A retreat in health care stocks pushed the broader market lower Wednesday as Pfizer's quarterly report and revenue outlook cooled investors' enthusiasm about the broader fourth-quarter earnings season.

The Dow Jones industrial average snapped a two-day winning streak, shedding 26.3 points, or 0.3 percent, to end at 10,270.55.

Its weakest component was Pfizer Inc., off 2.3 percent after it announced a smaller rise in its fourth-quarter net than analysts had expected. The company also scaled back revenue estimates for 2010, which weighed on other health care stocks, including Dow component Merck & Co., down 2.1 percent.

The financial, energy and basic-materials sectors were also weak on Wednesday, pushing the S&P 500 to a 0.6 percent decline. The Nasdaq composite index was up 0.85 point, nearly flat in percentage terms.

For at least the second earnings season in a row, Wall Street has welcomed improved bottom lines at most companies but seen little of a hoped-for increase in sales to suggest broader strength in the U.S. economy.

"Only about 30 percent of companies are reporting revenue increases, which bothers us," said David Prokupek, managing partner at Consumer Capital Partners, a Denver portfolio-management firm. "That's part of the reason we're in no man's land for the market right now."

More than three-fourths of S&P 500 companies that have reported fourth-quarter earnings so far have beaten analysts' expectations, according to Thomson Reuters. But the market has drawn little support from that improvement in corporate bottom lines, with the S&P 500 off about 4 percent since Alcoa Inc.'s early January report marked the symbolic start of the reporting season.

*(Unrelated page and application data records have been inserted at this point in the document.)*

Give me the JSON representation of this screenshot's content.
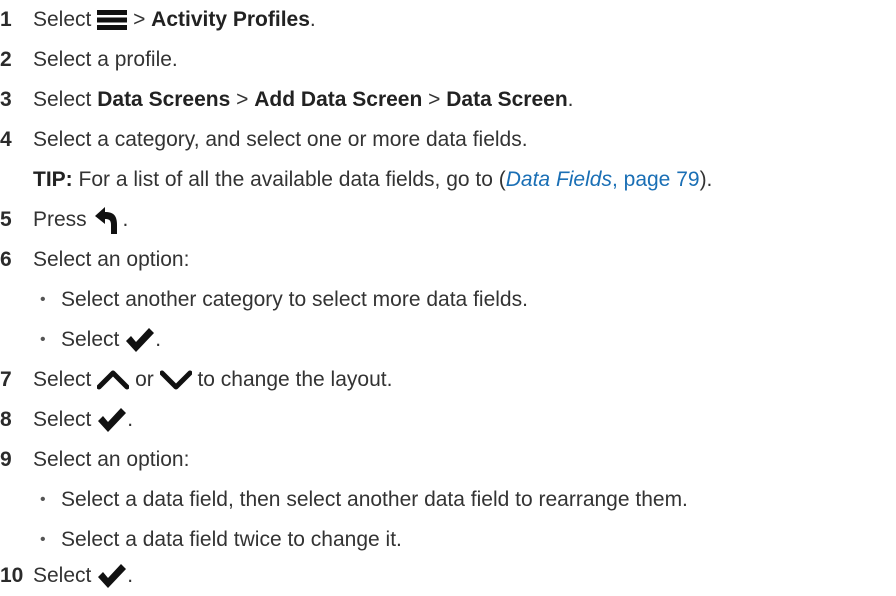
{
  "steps": [
    {
      "num": "1",
      "pre": "Select",
      "icon": "menu-icon",
      "sep": ">",
      "bold": "Activity Profiles",
      "end": "."
    },
    {
      "num": "2",
      "text": "Select a profile."
    },
    {
      "num": "3",
      "pre": "Select",
      "b1": "Data Screens",
      "s1": ">",
      "b2": "Add Data Screen",
      "s2": ">",
      "b3": "Data Screen",
      "end": "."
    },
    {
      "num": "4",
      "text": "Select a category, and select one or more data fields.",
      "tip_label": "TIP:",
      "tip_text": "For a list of all the available data fields, go to (",
      "tip_link": "Data Fields",
      "tip_link_rest": ", page 79",
      "tip_end": ")."
    },
    {
      "num": "5",
      "pre": "Press",
      "icon": "back-icon",
      "end": "."
    },
    {
      "num": "6",
      "text": "Select an option:",
      "bullets": [
        {
          "text": "Select another category to select more data fields."
        },
        {
          "pre": "Select",
          "icon": "check-icon",
          "end": "."
        }
      ]
    },
    {
      "num": "7",
      "pre": "Select",
      "icon1": "chevron-up-icon",
      "mid": "or",
      "icon2": "chevron-down-icon",
      "post": "to change the layout."
    },
    {
      "num": "8",
      "pre": "Select",
      "icon": "check-icon",
      "end": "."
    },
    {
      "num": "9",
      "text": "Select an option:",
      "bullets": [
        {
          "text": "Select a data field, then select another data field to rearrange them."
        },
        {
          "text": "Select a data field twice to change it."
        }
      ]
    },
    {
      "num": "10",
      "pre": "Select",
      "icon": "check-icon",
      "end": "."
    }
  ],
  "bullet_char": "•",
  "colors": {
    "text": "#333333",
    "link": "#1a6fb5",
    "icon": "#111111"
  }
}
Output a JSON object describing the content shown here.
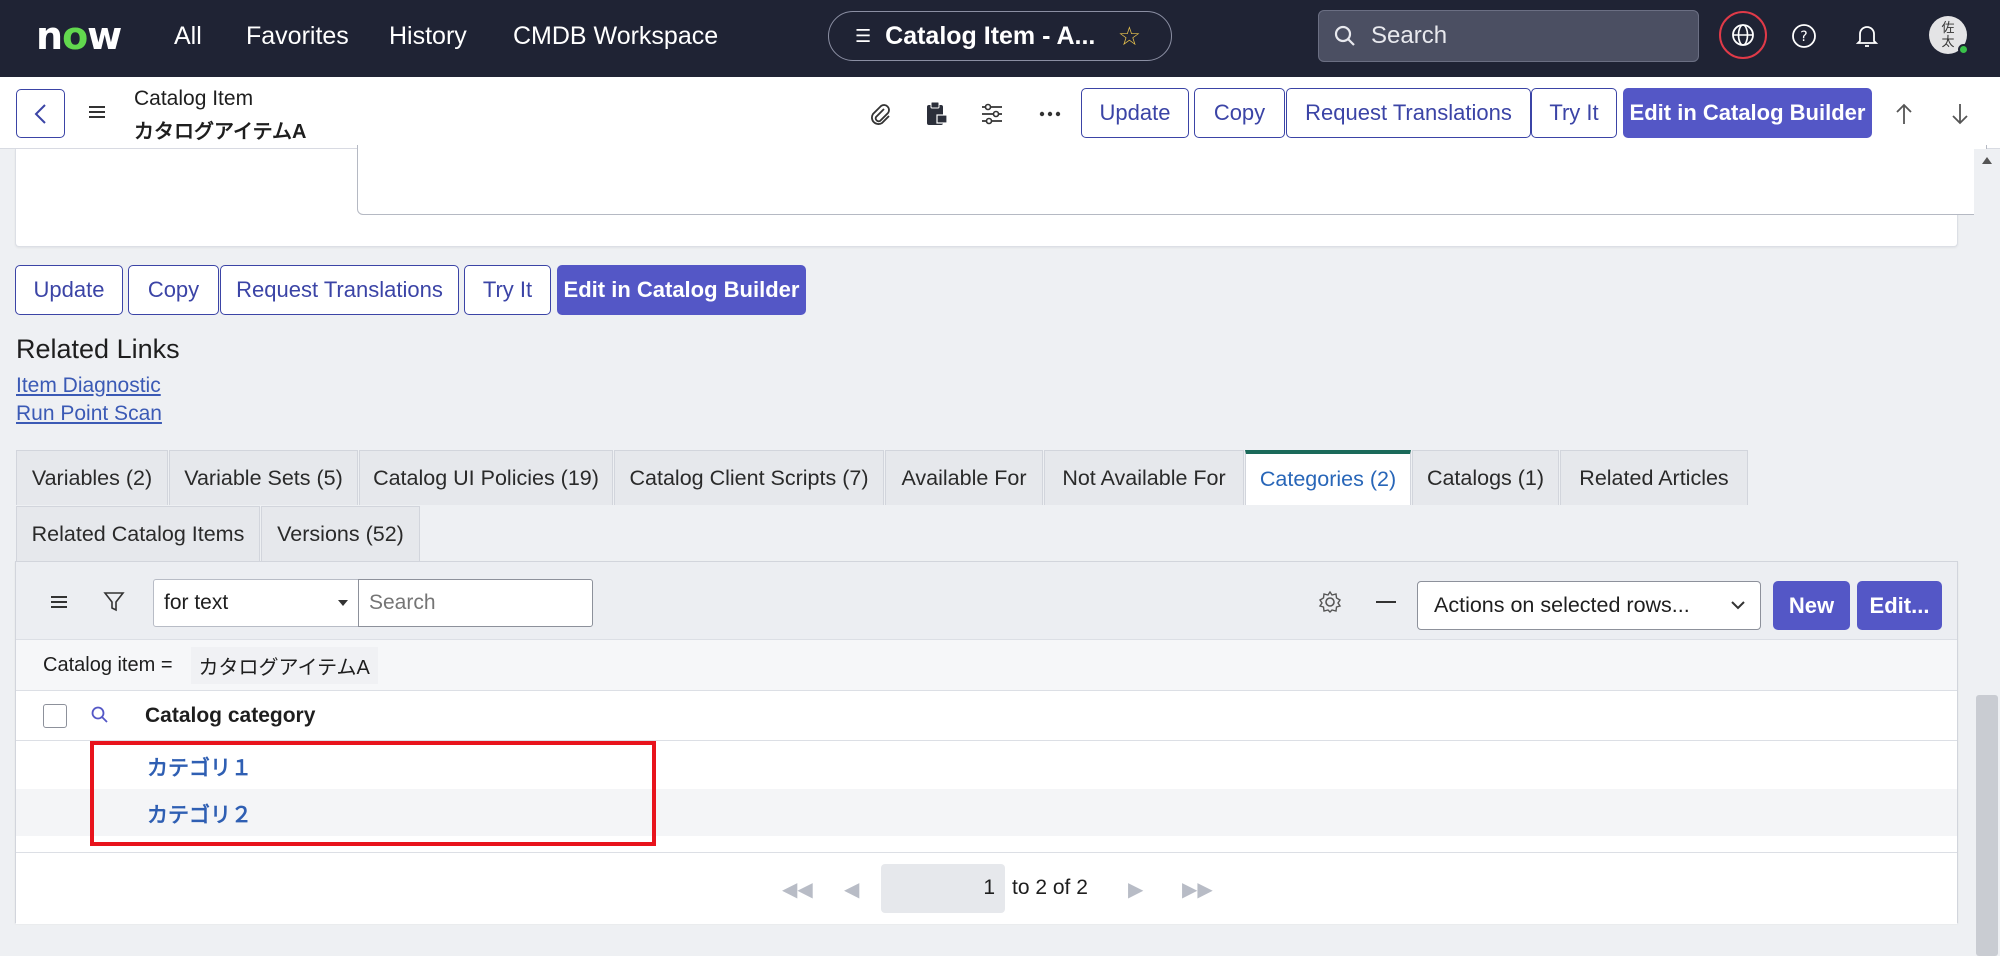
{
  "topnav": {
    "logo": "now",
    "links": [
      "All",
      "Favorites",
      "History",
      "CMDB Workspace"
    ],
    "record_title": "Catalog Item - A...",
    "search_placeholder": "Search",
    "avatar_text": "佐太"
  },
  "form_header": {
    "table_label": "Catalog Item",
    "record_name": "カタログアイテムA"
  },
  "buttons": {
    "update": "Update",
    "copy": "Copy",
    "request_translations": "Request Translations",
    "try_it": "Try It",
    "edit_builder": "Edit in Catalog Builder"
  },
  "related_links": {
    "title": "Related Links",
    "links": [
      "Item Diagnostic",
      "Run Point Scan"
    ]
  },
  "tabs": [
    {
      "label": "Variables (2)"
    },
    {
      "label": "Variable Sets (5)"
    },
    {
      "label": "Catalog UI Policies (19)"
    },
    {
      "label": "Catalog Client Scripts (7)"
    },
    {
      "label": "Available For"
    },
    {
      "label": "Not Available For"
    },
    {
      "label": "Categories (2)",
      "active": true
    },
    {
      "label": "Catalogs (1)"
    },
    {
      "label": "Related Articles"
    },
    {
      "label": "Related Catalog Items"
    },
    {
      "label": "Versions (52)"
    }
  ],
  "list": {
    "search_field": "for text",
    "search_placeholder": "Search",
    "actions_label": "Actions on selected rows...",
    "new_label": "New",
    "edit_label": "Edit...",
    "filter_label": "Catalog item =",
    "filter_value": "カタログアイテムA",
    "column": "Catalog category",
    "rows": [
      "カテゴリ１",
      "カテゴリ２"
    ],
    "page_value": "1",
    "page_text": "to 2 of 2"
  },
  "colors": {
    "nav_bg": "#1f2334",
    "accent": "#5457c6",
    "link": "#3b5ab5",
    "highlight": "#e8131c",
    "active_tab_border": "#1b6a5a"
  }
}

While investors always tend to recoil at earnings misses relative to expectations, the recent reporting season also has included several high-profile instances of investors selling a company's shares aggressively after it beats expectations. Such declines are often driven by investors using positive earnings news as an opportunity to take money off the table in stocks that enjoyed big gains in 2009.

One such example Wednesday was International Paper. The basic-materials bellwether saw its shares double last year, but they closed down 5.6 percent despite IP's announcement of a fourth-quarter loss that narrowed sharply and beat expectations.